**Work request:** Which of the lines below include the word "this"? Pull each one out.

**Data supplied:**
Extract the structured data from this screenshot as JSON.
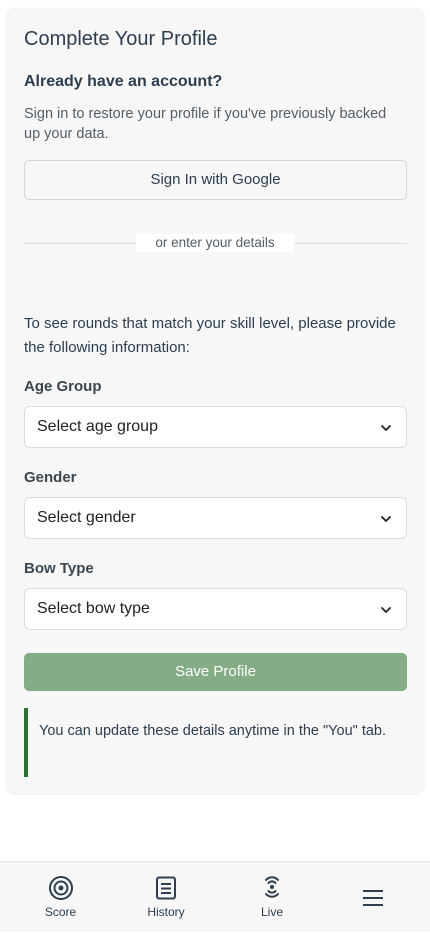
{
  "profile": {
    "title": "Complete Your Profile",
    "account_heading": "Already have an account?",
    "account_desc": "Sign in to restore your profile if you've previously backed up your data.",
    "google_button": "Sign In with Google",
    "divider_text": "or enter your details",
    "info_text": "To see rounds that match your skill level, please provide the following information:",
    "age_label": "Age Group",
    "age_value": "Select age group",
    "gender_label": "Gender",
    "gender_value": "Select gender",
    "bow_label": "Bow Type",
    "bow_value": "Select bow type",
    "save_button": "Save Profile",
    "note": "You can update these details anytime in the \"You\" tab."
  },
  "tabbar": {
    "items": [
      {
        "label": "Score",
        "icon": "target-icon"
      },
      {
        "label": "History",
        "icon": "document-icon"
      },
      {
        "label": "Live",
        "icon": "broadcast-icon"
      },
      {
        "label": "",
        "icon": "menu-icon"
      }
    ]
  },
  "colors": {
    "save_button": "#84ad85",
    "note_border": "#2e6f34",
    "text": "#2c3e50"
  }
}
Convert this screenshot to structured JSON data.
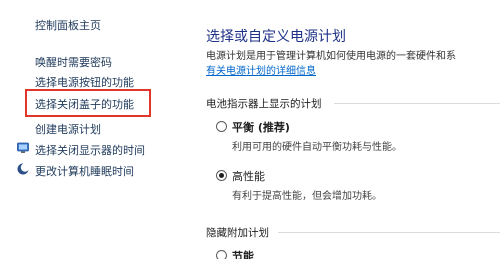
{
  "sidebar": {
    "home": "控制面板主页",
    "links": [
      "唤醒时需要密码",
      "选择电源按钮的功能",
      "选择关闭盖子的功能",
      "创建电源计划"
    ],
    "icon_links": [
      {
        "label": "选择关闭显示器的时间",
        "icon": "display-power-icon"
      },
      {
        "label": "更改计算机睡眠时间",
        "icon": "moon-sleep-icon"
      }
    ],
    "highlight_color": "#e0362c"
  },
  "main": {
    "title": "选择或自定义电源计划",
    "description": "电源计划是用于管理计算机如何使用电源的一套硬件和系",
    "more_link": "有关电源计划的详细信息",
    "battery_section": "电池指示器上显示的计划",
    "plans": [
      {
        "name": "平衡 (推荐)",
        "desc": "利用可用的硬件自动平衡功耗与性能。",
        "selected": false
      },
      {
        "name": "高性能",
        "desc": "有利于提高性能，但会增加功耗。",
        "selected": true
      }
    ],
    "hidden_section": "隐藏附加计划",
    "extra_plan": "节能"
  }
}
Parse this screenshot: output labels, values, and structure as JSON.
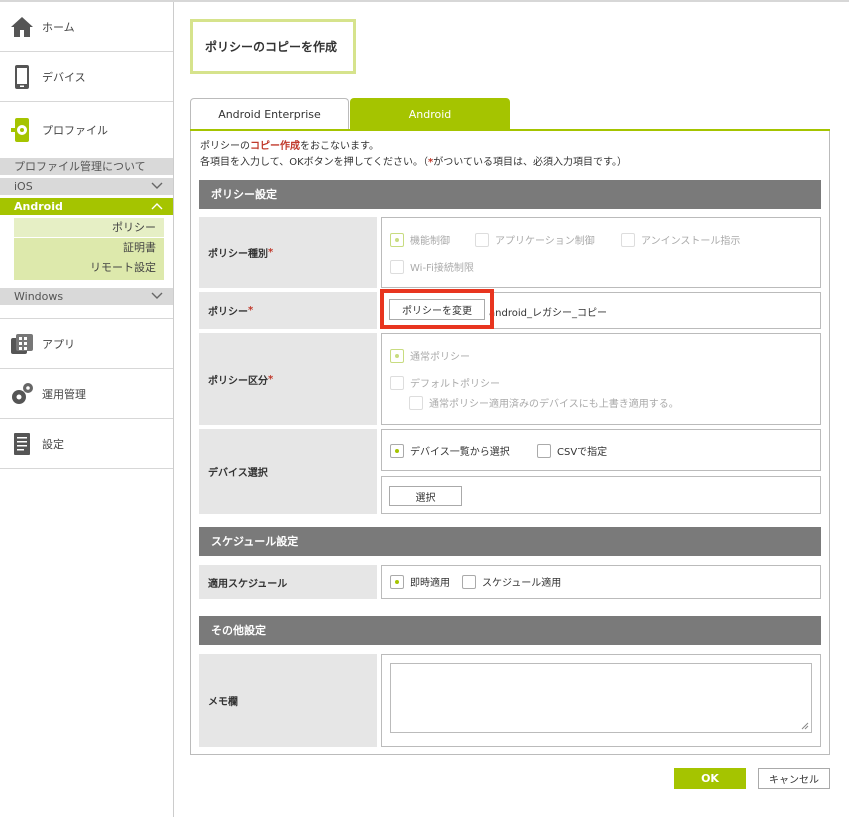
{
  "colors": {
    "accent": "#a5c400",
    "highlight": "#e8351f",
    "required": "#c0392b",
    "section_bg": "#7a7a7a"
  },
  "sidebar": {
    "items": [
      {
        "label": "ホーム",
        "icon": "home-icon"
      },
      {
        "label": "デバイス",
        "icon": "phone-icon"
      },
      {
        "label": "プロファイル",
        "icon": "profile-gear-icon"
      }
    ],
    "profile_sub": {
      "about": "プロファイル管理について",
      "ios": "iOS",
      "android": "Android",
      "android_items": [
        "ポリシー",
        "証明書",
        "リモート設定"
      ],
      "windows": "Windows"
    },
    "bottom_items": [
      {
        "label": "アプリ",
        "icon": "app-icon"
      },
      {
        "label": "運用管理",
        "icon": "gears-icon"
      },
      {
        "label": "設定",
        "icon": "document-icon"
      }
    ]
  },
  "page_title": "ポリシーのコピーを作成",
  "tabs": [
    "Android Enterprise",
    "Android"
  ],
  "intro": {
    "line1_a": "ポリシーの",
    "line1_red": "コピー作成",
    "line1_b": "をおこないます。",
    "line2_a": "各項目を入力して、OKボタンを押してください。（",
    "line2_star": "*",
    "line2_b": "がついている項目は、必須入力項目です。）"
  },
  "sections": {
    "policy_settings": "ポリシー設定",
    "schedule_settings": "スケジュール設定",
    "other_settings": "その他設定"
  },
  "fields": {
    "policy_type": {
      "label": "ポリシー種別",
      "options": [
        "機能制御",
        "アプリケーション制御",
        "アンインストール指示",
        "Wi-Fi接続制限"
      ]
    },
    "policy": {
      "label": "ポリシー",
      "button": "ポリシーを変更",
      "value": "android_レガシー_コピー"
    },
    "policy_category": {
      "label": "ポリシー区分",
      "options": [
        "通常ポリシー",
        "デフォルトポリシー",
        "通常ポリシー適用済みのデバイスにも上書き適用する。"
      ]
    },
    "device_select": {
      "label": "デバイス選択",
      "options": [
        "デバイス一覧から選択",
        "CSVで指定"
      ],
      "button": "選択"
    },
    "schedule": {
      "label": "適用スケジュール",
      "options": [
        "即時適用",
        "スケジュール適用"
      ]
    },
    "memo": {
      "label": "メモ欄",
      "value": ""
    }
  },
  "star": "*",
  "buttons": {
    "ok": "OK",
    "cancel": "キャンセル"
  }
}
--
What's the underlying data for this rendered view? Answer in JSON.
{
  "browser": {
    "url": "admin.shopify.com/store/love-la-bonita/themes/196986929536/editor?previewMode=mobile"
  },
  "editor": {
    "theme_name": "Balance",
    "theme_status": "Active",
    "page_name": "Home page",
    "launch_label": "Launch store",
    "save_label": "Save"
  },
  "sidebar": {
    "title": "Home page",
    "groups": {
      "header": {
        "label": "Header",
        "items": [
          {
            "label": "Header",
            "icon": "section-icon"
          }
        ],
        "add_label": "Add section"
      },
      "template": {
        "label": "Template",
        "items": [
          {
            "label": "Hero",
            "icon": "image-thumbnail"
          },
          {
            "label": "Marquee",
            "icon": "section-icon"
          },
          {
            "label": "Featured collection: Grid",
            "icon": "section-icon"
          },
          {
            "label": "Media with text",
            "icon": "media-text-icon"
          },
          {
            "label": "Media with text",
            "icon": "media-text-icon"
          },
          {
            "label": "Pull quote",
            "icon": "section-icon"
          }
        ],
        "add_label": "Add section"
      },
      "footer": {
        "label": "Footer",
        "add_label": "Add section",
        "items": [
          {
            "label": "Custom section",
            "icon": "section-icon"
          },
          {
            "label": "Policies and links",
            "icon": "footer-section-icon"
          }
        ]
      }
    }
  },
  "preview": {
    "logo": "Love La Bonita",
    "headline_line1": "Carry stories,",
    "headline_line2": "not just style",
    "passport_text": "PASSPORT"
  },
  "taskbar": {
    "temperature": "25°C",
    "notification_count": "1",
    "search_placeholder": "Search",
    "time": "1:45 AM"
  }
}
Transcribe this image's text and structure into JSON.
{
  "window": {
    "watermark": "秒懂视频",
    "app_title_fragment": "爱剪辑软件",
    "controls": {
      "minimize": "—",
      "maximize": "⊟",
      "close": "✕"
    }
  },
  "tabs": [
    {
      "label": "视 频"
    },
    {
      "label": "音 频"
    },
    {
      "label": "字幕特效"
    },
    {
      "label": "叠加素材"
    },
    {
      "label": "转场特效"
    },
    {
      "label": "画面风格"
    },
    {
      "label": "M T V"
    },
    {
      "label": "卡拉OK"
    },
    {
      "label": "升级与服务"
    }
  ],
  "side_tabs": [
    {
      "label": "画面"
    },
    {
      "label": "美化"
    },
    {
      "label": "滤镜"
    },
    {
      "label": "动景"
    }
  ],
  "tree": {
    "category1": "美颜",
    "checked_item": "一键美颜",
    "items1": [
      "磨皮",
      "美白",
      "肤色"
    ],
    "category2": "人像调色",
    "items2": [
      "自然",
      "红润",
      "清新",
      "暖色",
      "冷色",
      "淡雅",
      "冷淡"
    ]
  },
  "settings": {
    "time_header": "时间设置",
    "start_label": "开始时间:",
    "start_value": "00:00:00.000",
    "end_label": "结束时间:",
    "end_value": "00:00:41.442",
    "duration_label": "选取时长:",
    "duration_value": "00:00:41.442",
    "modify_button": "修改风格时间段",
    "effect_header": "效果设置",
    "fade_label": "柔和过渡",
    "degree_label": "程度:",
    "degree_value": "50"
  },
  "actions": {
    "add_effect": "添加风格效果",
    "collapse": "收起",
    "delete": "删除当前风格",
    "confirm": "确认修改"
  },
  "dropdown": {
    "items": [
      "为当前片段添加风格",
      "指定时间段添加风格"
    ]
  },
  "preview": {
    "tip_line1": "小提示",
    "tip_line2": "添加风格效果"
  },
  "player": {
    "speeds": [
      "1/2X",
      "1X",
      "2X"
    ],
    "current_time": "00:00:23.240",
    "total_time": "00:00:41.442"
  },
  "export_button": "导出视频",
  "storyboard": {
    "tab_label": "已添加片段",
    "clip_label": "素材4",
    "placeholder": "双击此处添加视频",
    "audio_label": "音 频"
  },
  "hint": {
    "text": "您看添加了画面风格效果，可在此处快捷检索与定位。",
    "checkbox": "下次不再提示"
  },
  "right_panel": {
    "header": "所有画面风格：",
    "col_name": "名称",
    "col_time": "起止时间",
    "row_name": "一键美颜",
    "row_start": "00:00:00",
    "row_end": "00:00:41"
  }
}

**Written solution:**
Extract the structured data from this screenshot as JSON.
Convert this screenshot to structured JSON data.
Parse this screenshot: output labels, values, and structure as JSON.
What's the underlying data for this rendered view? Answer in JSON.
Transcribe this image's text and structure into JSON.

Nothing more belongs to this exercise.